Dual nationality exists when two or more nations claim jurisdiction over an individual. This may lead to disputes between the nations claiming the allegiance of the person, requiring that international law settle the matter. This has led to the doctrine of dominant nationality.
In a forthcoming article of Emory International Law Review (25) 2012, “Dueling nationalities, Dominant and Effective Nationality, and the case of Anwar al-Auluqi”, Abraham U. Kannof argues that the United States should be able under the law to exterminate terrorists like “Anwar al-Aulaqi”. He was a dual Yemeni-US citizen when the United States took him out with an armed drone in September 2011. In such cases, according to Kannof, the United States could treat a belligerent like al-Aulaqi as a dominant and effective citizen of Yemen, and no longer under the protection of the United States, and therefore al-Aulaqi’s Constitutional rights, such as the right not to be deprived of life and liberty without due process of the law, no longer count.
Kannof argues further that the United States also recognizes this international convention of dominant and effective nationality. Indeed, I was able to find quickly a Department of Justice memo, that suggests that dominant nationality could help determine if a person should be allowed to work in jobs for which the law requires a US citizenship and loyalty to the US, in cases where the applicant is a dual citizen of a country for which there is no exemption.
What determines Dominant Nationality? An American woman, Mrs. Strunsky Merge, tried to get reparations from the Republic of Italy to recover damages to her property during WWII; the court denied her claim, because she was a dual national thanks to her Italian husband–the court determined her dominant nationality to be Italian, and therefore she was not entitled to any recovery of damages under the terms of the peace treaty. Kannof writes (p. 118):
In that same year , the Mergé Claim gave the principal statement of the doctrine of dominant and effective nationality. There, the Italian-U.S. Conciliation Commission “looked to general principles of international law for resolution to the issue of dual nationality,” finding that “the sovereign equality of States . . . must yield before the principle of effective nationality whenever such nationality is that of the claiming State.” The Commission established considerations by which an individual’s nationality would be evaluated, including “habitual residence, [t]he conduct of the individual in his economic, social, political, civic and family life, as well as the closer and more effective bond with one of the two States.”

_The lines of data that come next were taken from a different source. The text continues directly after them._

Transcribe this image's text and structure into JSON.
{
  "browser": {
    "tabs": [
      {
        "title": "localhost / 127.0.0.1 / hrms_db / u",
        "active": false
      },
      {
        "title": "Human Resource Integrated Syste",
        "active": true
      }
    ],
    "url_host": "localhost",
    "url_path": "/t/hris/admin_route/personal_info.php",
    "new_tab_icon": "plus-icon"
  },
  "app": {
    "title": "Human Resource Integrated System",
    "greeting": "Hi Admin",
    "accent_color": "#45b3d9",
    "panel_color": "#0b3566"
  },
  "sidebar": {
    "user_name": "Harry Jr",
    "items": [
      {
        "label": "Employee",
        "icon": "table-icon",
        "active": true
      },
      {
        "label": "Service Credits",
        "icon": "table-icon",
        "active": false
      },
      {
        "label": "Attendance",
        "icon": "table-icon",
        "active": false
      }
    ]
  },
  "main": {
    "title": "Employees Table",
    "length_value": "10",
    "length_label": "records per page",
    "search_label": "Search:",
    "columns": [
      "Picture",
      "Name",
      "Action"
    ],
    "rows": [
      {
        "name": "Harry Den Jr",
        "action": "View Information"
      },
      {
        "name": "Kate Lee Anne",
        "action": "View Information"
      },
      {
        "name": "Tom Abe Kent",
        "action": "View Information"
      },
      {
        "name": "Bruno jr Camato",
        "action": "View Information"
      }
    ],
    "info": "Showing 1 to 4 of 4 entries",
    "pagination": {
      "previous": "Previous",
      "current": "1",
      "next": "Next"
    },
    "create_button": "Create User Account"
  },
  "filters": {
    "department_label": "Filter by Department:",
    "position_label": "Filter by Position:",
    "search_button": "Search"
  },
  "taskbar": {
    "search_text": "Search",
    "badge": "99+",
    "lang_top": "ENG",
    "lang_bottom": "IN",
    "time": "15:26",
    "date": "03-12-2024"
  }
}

Now, Kannof (p. 123) argues that the dominant and effective nationality test should have many uses outside of the context of international arbitration of disputes, including the assassination of United States home-grown terrorists. I argue that it has important ramifications for dual citizens crossing the United States border, US extraterritorial taxation, FBAR and FATCA. The concept of dual citizenship is inadequate when it comes to determining the issues that we are facing. We need to insist upon the doctrine of dominant nationality in the following cases:
(1) When crossing the border. A person born in the United States but who is a resident and citizen of Canada must have the right to travel to the United State with a Canadian passport because he or she has dominant and effective Canadian citizenship. If the United States could decide unilaterally that it can assassinate a US citizen, then we need to insist upon the protection of Canada, and not travel with a US passport–insisting further, that as having dominant and effective Canadian citizenship, that we have the right and the duty to travel on a Canadian passport.

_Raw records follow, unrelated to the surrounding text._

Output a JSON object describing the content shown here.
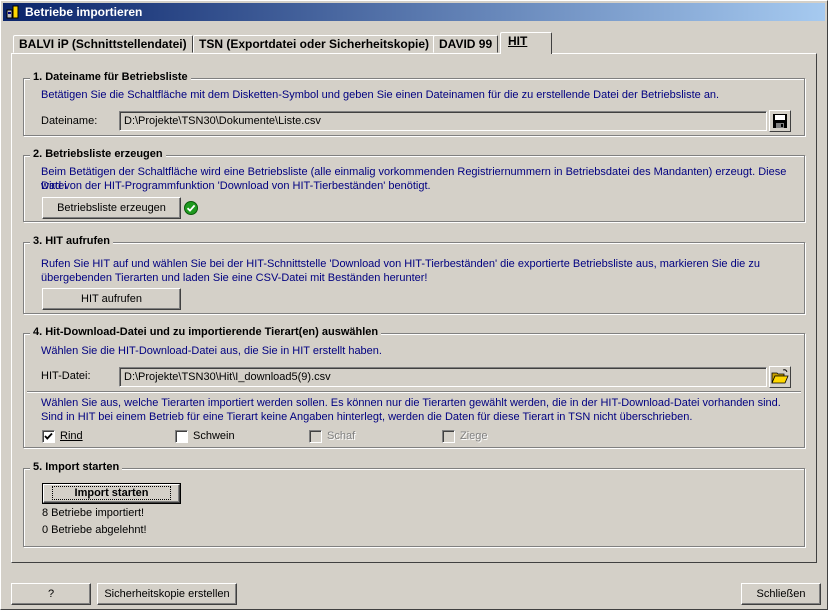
{
  "window": {
    "title": "Betriebe importieren"
  },
  "tabs": [
    {
      "label": "BALVI iP (Schnittstellendatei)"
    },
    {
      "label": "TSN (Exportdatei oder Sicherheitskopie)"
    },
    {
      "label": "DAVID 99"
    },
    {
      "label": "HIT"
    }
  ],
  "section1": {
    "title": "1. Dateiname für Betriebsliste",
    "description": "Betätigen Sie die Schaltfläche mit dem Disketten-Symbol und geben Sie einen Dateinamen für die zu erstellende Datei der Betriebsliste an.",
    "file_label": "Dateiname:",
    "file_value": "D:\\Projekte\\TSN30\\Dokumente\\Liste.csv",
    "save_icon": "floppy-disk-icon"
  },
  "section2": {
    "title": "2. Betriebsliste erzeugen",
    "description_line1": "Beim Betätigen der Schaltfläche wird eine Betriebsliste (alle einmalig vorkommenden Registriernummern in Betriebsdatei des Mandanten) erzeugt. Diese Datei",
    "description_line2": "wird von der HIT-Programmfunktion 'Download von HIT-Tierbeständen' benötigt.",
    "button_label": "Betriebsliste erzeugen",
    "status_icon": "check-icon"
  },
  "section3": {
    "title": "3. HIT aufrufen",
    "description_line1": "Rufen Sie HIT auf und wählen Sie bei der HIT-Schnittstelle 'Download von HIT-Tierbeständen' die exportierte Betriebsliste aus, markieren Sie die zu",
    "description_line2": "übergebenden Tierarten und laden Sie eine CSV-Datei mit Beständen herunter!",
    "button_label": "HIT aufrufen"
  },
  "section4": {
    "title": "4. Hit-Download-Datei und zu importierende Tierart(en) auswählen",
    "description": "Wählen Sie die HIT-Download-Datei aus, die Sie in HIT erstellt haben.",
    "file_label": "HIT-Datei:",
    "file_value": "D:\\Projekte\\TSN30\\Hit\\I_download5(9).csv",
    "open_icon": "open-folder-icon",
    "species_hint_line1": "Wählen Sie aus, welche Tierarten importiert werden sollen. Es können nur die Tierarten gewählt werden, die in der HIT-Download-Datei vorhanden sind.",
    "species_hint_line2": "Sind in HIT bei einem Betrieb für eine Tierart keine Angaben hinterlegt, werden die Daten für diese Tierart in TSN nicht überschrieben.",
    "species": [
      {
        "label": "Rind",
        "checked": true,
        "enabled": true
      },
      {
        "label": "Schwein",
        "checked": false,
        "enabled": true
      },
      {
        "label": "Schaf",
        "checked": false,
        "enabled": false
      },
      {
        "label": "Ziege",
        "checked": false,
        "enabled": false
      }
    ]
  },
  "section5": {
    "title": "5. Import starten",
    "button_label": "Import starten",
    "result_imported": "8 Betriebe importiert!",
    "result_rejected": "0 Betriebe abgelehnt!"
  },
  "footer": {
    "help_label": "?",
    "backup_label": "Sicherheitskopie erstellen",
    "close_label": "Schließen"
  }
}
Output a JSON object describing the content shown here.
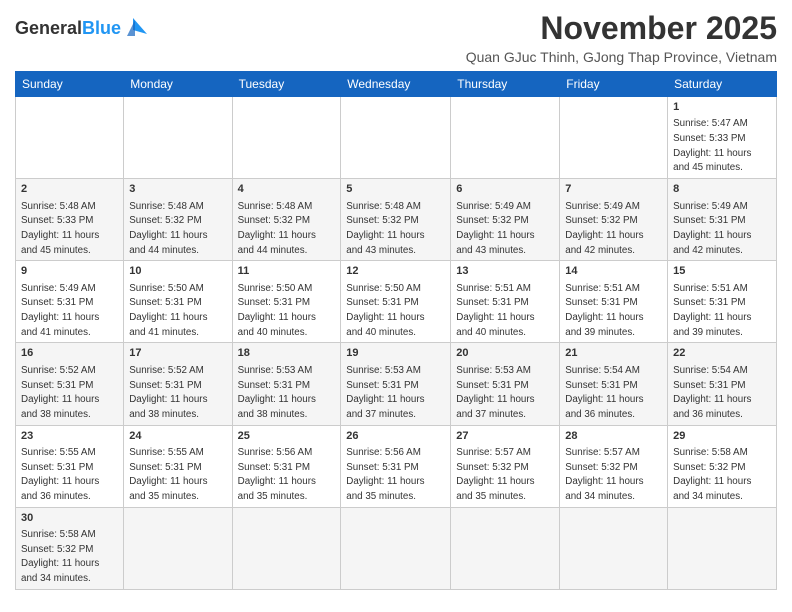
{
  "header": {
    "logo_general": "General",
    "logo_blue": "Blue",
    "month_title": "November 2025",
    "subtitle": "Quan GJuc Thinh, GJong Thap Province, Vietnam"
  },
  "weekdays": [
    "Sunday",
    "Monday",
    "Tuesday",
    "Wednesday",
    "Thursday",
    "Friday",
    "Saturday"
  ],
  "weeks": [
    [
      {
        "day": "",
        "info": ""
      },
      {
        "day": "",
        "info": ""
      },
      {
        "day": "",
        "info": ""
      },
      {
        "day": "",
        "info": ""
      },
      {
        "day": "",
        "info": ""
      },
      {
        "day": "",
        "info": ""
      },
      {
        "day": "1",
        "info": "Sunrise: 5:47 AM\nSunset: 5:33 PM\nDaylight: 11 hours\nand 45 minutes."
      }
    ],
    [
      {
        "day": "2",
        "info": "Sunrise: 5:48 AM\nSunset: 5:33 PM\nDaylight: 11 hours\nand 45 minutes."
      },
      {
        "day": "3",
        "info": "Sunrise: 5:48 AM\nSunset: 5:32 PM\nDaylight: 11 hours\nand 44 minutes."
      },
      {
        "day": "4",
        "info": "Sunrise: 5:48 AM\nSunset: 5:32 PM\nDaylight: 11 hours\nand 44 minutes."
      },
      {
        "day": "5",
        "info": "Sunrise: 5:48 AM\nSunset: 5:32 PM\nDaylight: 11 hours\nand 43 minutes."
      },
      {
        "day": "6",
        "info": "Sunrise: 5:49 AM\nSunset: 5:32 PM\nDaylight: 11 hours\nand 43 minutes."
      },
      {
        "day": "7",
        "info": "Sunrise: 5:49 AM\nSunset: 5:32 PM\nDaylight: 11 hours\nand 42 minutes."
      },
      {
        "day": "8",
        "info": "Sunrise: 5:49 AM\nSunset: 5:31 PM\nDaylight: 11 hours\nand 42 minutes."
      }
    ],
    [
      {
        "day": "9",
        "info": "Sunrise: 5:49 AM\nSunset: 5:31 PM\nDaylight: 11 hours\nand 41 minutes."
      },
      {
        "day": "10",
        "info": "Sunrise: 5:50 AM\nSunset: 5:31 PM\nDaylight: 11 hours\nand 41 minutes."
      },
      {
        "day": "11",
        "info": "Sunrise: 5:50 AM\nSunset: 5:31 PM\nDaylight: 11 hours\nand 40 minutes."
      },
      {
        "day": "12",
        "info": "Sunrise: 5:50 AM\nSunset: 5:31 PM\nDaylight: 11 hours\nand 40 minutes."
      },
      {
        "day": "13",
        "info": "Sunrise: 5:51 AM\nSunset: 5:31 PM\nDaylight: 11 hours\nand 40 minutes."
      },
      {
        "day": "14",
        "info": "Sunrise: 5:51 AM\nSunset: 5:31 PM\nDaylight: 11 hours\nand 39 minutes."
      },
      {
        "day": "15",
        "info": "Sunrise: 5:51 AM\nSunset: 5:31 PM\nDaylight: 11 hours\nand 39 minutes."
      }
    ],
    [
      {
        "day": "16",
        "info": "Sunrise: 5:52 AM\nSunset: 5:31 PM\nDaylight: 11 hours\nand 38 minutes."
      },
      {
        "day": "17",
        "info": "Sunrise: 5:52 AM\nSunset: 5:31 PM\nDaylight: 11 hours\nand 38 minutes."
      },
      {
        "day": "18",
        "info": "Sunrise: 5:53 AM\nSunset: 5:31 PM\nDaylight: 11 hours\nand 38 minutes."
      },
      {
        "day": "19",
        "info": "Sunrise: 5:53 AM\nSunset: 5:31 PM\nDaylight: 11 hours\nand 37 minutes."
      },
      {
        "day": "20",
        "info": "Sunrise: 5:53 AM\nSunset: 5:31 PM\nDaylight: 11 hours\nand 37 minutes."
      },
      {
        "day": "21",
        "info": "Sunrise: 5:54 AM\nSunset: 5:31 PM\nDaylight: 11 hours\nand 36 minutes."
      },
      {
        "day": "22",
        "info": "Sunrise: 5:54 AM\nSunset: 5:31 PM\nDaylight: 11 hours\nand 36 minutes."
      }
    ],
    [
      {
        "day": "23",
        "info": "Sunrise: 5:55 AM\nSunset: 5:31 PM\nDaylight: 11 hours\nand 36 minutes."
      },
      {
        "day": "24",
        "info": "Sunrise: 5:55 AM\nSunset: 5:31 PM\nDaylight: 11 hours\nand 35 minutes."
      },
      {
        "day": "25",
        "info": "Sunrise: 5:56 AM\nSunset: 5:31 PM\nDaylight: 11 hours\nand 35 minutes."
      },
      {
        "day": "26",
        "info": "Sunrise: 5:56 AM\nSunset: 5:31 PM\nDaylight: 11 hours\nand 35 minutes."
      },
      {
        "day": "27",
        "info": "Sunrise: 5:57 AM\nSunset: 5:32 PM\nDaylight: 11 hours\nand 35 minutes."
      },
      {
        "day": "28",
        "info": "Sunrise: 5:57 AM\nSunset: 5:32 PM\nDaylight: 11 hours\nand 34 minutes."
      },
      {
        "day": "29",
        "info": "Sunrise: 5:58 AM\nSunset: 5:32 PM\nDaylight: 11 hours\nand 34 minutes."
      }
    ],
    [
      {
        "day": "30",
        "info": "Sunrise: 5:58 AM\nSunset: 5:32 PM\nDaylight: 11 hours\nand 34 minutes."
      },
      {
        "day": "",
        "info": ""
      },
      {
        "day": "",
        "info": ""
      },
      {
        "day": "",
        "info": ""
      },
      {
        "day": "",
        "info": ""
      },
      {
        "day": "",
        "info": ""
      },
      {
        "day": "",
        "info": ""
      }
    ]
  ]
}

(2) When paying taxes. Canada says it will not collect US taxes from Canadian citizens. If you are living in Canada and you are Canadian citizen, you should not have to pay taxes or file to IRS, because your dominant nationality is Canadian. The IRS cannot collect any taxes that they may assign to a Canadian citizen resident in Canada, unless they can establish lien on a property or bank account that is in the United States. Get your assets out of the United States, and legally, you don’t have to file, because your dominant nationality is Canadian. But in any case, if the USA could potentially assassinate you because your dominant nationality is not US, then I don’t see why you should have to file a 1040.
(3) When threatened with FBAR and FBAR penalties. The Canadian government says it will not collect FBAR penalties. But those dual citizens with dominant Canadian nationality do not fall under the FBAR law (Bank Secrecy Act), which very clearly states who must file: “Each person subject to the jurisdiction of the United States”. Well, a person with dominant Canadian nationality does not fall under the jurisdiction of the United States but that of Canada. I’m sorry Mr. Geithner, but dual citizens living in Canada don’t have to file. This is clear under international law; and the FBAR law likewise supports this point. So why don’t you just change the rules already to reflect that fact. I urge dual citizens in Canada and abroad to assert your dominant nationality and refuse to file FBARs.
(4) FATCA : When the bank asks you to cede your rights as a Canadian, just simply tell them that your dominant and effective nationality is Canadian. Pull out the law article by Kannof if they don’t know what that is (they won’t).
The doctrine of dominant nationality under international law could indeed have important ramifications for our problem. It is perhaps also a better solution for many dual citizens of the US and another nation, in particular those who do not want to relinquish their citizenship. It is also the practical and common sense solution. And that is why the United States government will fight it tooth and nail.